The Last Storytellers of Cremone

I see them emerge 
from St John’s Wood underground:
the women of the bare feet,
the women of the crooked back,
the women of the shuffling step,
turbans huge as baskets
wrapped around their heads,
necks bent to the left as if listening
to the dreams of scuttling trains.

I follow them to their little room
just off Grove End Road.
They promise to tell one story
for each round of fabric 
that is unwound from their heads.
And as they talk, all that they have carried
falls onto the floor:
painted tea-pots, silver thimbles and spoons,
wedding dresses, candlesticks,
waistcoats and blankets sewn by hand.

We sit on the floor and laugh.
They strip the night from my eye.
They tell the story of the king of the wind.
They voice the jewels of my own wonder.
I ask them where their land lies.
I ask them why their heads are weighted down.
I ask them what they yearn for.

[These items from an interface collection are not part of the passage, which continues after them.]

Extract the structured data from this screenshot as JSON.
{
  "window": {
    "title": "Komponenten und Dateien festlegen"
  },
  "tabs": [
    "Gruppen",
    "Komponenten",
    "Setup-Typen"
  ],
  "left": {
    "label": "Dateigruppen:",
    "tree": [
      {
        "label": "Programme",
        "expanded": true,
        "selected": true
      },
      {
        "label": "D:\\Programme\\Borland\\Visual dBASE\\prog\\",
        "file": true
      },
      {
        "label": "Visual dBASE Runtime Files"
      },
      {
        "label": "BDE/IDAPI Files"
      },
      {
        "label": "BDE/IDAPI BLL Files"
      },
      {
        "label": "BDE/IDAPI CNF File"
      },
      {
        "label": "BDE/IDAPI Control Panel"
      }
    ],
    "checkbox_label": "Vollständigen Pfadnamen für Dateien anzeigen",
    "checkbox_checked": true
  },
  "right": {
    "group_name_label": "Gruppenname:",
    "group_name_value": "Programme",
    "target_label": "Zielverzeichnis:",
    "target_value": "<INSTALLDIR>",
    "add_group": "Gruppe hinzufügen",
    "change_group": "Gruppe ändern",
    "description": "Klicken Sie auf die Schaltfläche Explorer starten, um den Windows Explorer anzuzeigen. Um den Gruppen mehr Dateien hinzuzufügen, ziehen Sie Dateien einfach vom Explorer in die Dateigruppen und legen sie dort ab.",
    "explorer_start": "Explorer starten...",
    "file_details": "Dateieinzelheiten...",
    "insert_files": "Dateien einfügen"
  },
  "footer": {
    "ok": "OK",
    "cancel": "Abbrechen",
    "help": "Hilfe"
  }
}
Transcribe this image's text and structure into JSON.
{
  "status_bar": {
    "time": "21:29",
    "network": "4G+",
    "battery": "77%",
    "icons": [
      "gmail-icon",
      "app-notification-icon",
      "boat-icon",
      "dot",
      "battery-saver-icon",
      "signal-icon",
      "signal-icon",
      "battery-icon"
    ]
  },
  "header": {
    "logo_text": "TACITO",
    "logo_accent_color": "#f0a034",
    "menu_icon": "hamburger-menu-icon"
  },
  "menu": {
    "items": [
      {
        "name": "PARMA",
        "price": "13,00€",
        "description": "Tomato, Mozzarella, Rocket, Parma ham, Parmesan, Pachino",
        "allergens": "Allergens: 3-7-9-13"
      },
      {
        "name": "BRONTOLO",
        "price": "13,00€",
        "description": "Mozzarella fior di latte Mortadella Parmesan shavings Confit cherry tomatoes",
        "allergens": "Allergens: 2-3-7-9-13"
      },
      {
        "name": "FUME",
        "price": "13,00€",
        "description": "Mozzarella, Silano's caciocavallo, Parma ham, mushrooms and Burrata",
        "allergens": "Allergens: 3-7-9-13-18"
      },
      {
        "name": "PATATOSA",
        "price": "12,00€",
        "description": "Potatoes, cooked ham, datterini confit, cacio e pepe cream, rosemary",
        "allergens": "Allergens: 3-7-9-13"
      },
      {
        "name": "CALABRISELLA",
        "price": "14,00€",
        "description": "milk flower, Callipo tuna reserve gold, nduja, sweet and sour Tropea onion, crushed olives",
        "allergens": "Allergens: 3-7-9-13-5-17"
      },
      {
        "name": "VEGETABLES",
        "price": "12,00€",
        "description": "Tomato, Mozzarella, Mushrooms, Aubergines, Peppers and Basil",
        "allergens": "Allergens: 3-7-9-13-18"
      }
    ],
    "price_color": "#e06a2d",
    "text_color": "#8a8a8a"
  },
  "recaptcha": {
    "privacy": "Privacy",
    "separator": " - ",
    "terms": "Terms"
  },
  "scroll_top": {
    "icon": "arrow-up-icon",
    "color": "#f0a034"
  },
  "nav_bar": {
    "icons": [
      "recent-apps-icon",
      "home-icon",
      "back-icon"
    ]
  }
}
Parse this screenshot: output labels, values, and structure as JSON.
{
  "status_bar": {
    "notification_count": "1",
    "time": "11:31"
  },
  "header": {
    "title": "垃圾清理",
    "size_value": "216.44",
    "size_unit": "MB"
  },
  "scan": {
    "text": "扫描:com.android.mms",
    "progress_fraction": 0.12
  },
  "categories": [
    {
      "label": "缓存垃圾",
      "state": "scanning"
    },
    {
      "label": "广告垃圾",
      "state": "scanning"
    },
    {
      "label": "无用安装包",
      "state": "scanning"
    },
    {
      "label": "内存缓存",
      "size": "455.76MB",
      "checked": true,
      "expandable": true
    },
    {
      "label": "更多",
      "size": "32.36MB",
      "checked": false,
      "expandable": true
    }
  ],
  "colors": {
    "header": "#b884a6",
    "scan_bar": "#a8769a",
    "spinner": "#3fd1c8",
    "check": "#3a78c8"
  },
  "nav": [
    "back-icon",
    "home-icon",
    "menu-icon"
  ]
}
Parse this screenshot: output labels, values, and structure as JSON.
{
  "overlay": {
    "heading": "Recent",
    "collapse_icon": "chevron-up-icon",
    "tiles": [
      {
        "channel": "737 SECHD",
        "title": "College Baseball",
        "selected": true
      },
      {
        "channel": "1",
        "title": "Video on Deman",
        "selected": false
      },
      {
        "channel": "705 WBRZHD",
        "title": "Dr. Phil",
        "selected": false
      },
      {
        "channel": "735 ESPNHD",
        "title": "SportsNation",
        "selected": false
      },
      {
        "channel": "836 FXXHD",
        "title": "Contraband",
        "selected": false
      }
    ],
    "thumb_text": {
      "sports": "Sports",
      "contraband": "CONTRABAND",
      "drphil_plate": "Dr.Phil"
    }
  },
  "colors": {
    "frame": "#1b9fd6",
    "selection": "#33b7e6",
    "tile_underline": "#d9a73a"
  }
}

One story for each round.
But every piece of fabric they remove
must wind around my own head
as each tale I hear becomes my own.
I hear of the lost land of Cremone
and wonder how a country can be lost.

Each woman tells a different tale:
the trees grew too tall and toppled down, 
the borders stretched too thin and disappeared,
the people turned too proud and moved away.
I hear of a land that faded out of time.
I hear of a land now carried in the stories,
in the turbans, on the heads of these women.

One story for each round.
And when the night is through
I feel my own head
newly turbanned
filled with stories.
We are the women of the milky eye.
We are the women of the laughing teeth.
We are the women of the vanished land.
We are the last storytellers of Cremone.


  1. Hello - found you because of your blog being featured at NaPoWriMo 2014 today.

    You employ language which while straightforward, is both compelling and inventive. Your pen carries through from first to last. I especially favor the final two lines of the first stanza. ~ M

    1. Hi grapeling! I'm really glad you visited my blog. Thanks so much for your lovely comment. Wishing you a hearty last few days of NaPoWriMo!

  2. Oh, I am so much happier now. Such beautiful use of language. I wonder as I always do when reading other's poetry about how much is natural voice and how much was skilled artifice. When in the first verse you shifted from iambs to dactyls (really more like //u than /uu; like a folk song), it was so sweetly done that I just shivered. In the third verse, the triplets of asks without waiting for replies is like the excitement of a child demanding more stories. I like all the repetition. I like the way that the last with four repetitions of We are the feels like three repetitions with a powerful apostrophe to the verse and to the poem. I love love love alliteration and there's such delicious alliteration here like tall trees that topple and silver spoons. And beautiful sonorous internal rhymes abound. This would be a fun poem to take apart for someone young that doesn't get yet that there's a lot more to poetic devices than a fixed foot and meter and rhyme scheme. This is like dancing. The shift of device throughout supports and enhances and celebrates the voice. It sounds like a story teller who sometimes drops to a whisper or sometimes speeds up or slows down and uses all of their artifice to pull us into the story. I was pulled into the story. Thanks. It was quite wonderful. I love language well done.

  3. Thank you so much, Patrick. I'm really glad you enjoyed the poem and the story too. Your comment has made my day!

  4. Oh! I almost forgot to mention how much I liked the story of the story: the mythic creatures from a mythic place initiating the subject into their art. Giant and epic in subject, yet small and personal in handling. Sweet that.